I am just a simple suburban girl from Canada. Or am I? Can I say that now, after ten years living the deepest darkest heart of Africa? I've only seen snow for about 10 days in 10 years! What kind of Canadian does that make me?
Well I can say that it makes me a person who's seen alot of life that falls far outside the 'box' of the modern western suburban reality. I live with the constant ironies that typify modern Africa. Take today for example. J and I decided to hit the 'Supermarket' (one of two stores in Ghana that features more than 5 aisles of food products for sale - no illusions of a Loblaws Superstore here!). We decided we also needed a bit of exercise so we parked the car at the shop and took a walk up the main street in Accra that leads from the airport down through the town and ends at the beach (at the Atlantic Ocean). This road has been all decorated with flags and banners congratulating Ghana on it's 50th Anniversary of Independence from British rule. That topic will be a whole other post, laden with my pessimistic take on the whole anti-progress.
As we strolled along in the heat, to my right was the four foot deep open gutter, absolutely stinking with months worth of excrement, plastic bags, and basically thick deep green slime, and on our left, the hustle bustle of trotros (the overcrowded public taxi vans), taxis honking to get our attention and various other vehicles that would make a roadworthy inspector choke... A lovely walk along a main road in Accra.
I noticed a group of boys ahead of us on the pavement, jostling each other around, quite happy and pumped up on that preteen boy confidence. They had a pet dog in tow and something one of the boys carried was the centre of attention amongst them. We walked a bit faster and caught up, and as we did I noticed that what the boy held by it's long wiry tail was a fairly large animal of some description. It was not just any animal - it was a very fat, (enormous in fact) rodent. It was a rat. A great big sewer fed rat. It became obvious that the boys had been on a hunt of sorts - the one who held the beast was wearing a sock on his hand, caked with indescribable chunks of filth. All the boys carried long sticks which were sharpened at one end as well. They had gone looking for a rat in the sewers, with all their gear, in the same way boys might head out fishing in a pond... And they had been very lucky.
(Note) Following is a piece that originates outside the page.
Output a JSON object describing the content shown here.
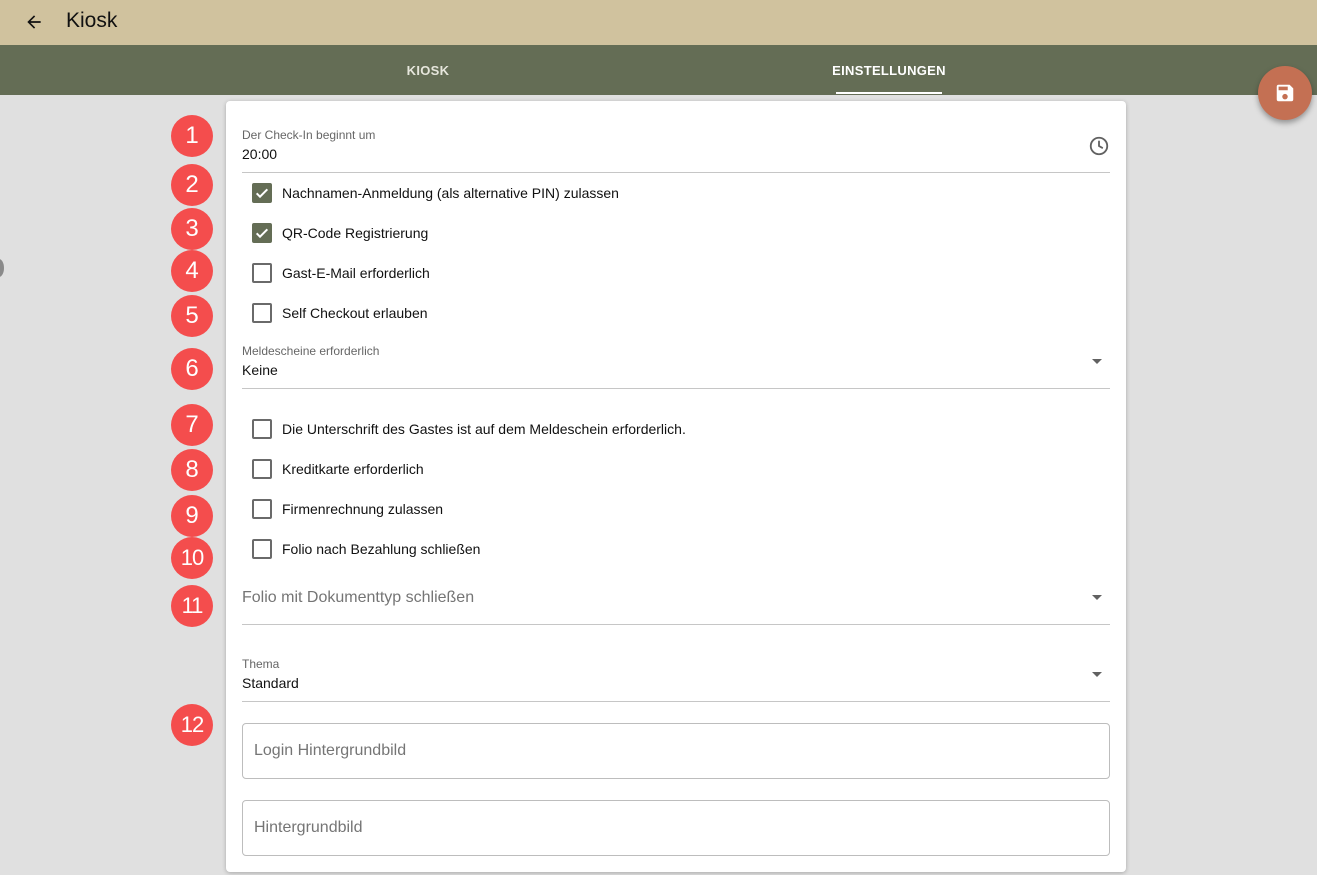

My experience leads me to know what happened next, after they turned off the main road where we strolled- they would get it home to their compound, and their arrival with this catch would attract quite a bit of attention - those who would envy them, those who would say they had caught bigger ones in their day - none of the feedback would be negative.
The boys would start up a fire outside on a black coalpot and burn the hair off the beast, after which it would be turned with care over the fire and shared - cut into chunks, bones and all - between the hunters and possibly a few morsels to the hungry onlookers.
This is Accra. We meanwhile arrived back at the Supermarket, headed in with our trolley and proceeded to buy variety pack breakfast cereals, sliced ham for sandwiches, some milk, frozen bacon, eggs. We did avoid the iceburg lettuce though - it was on special for the equivalent of USD$12 - imported for those who would splurge...
Did I say I lived in a place full of ironies? Total opposites? Two worlds.....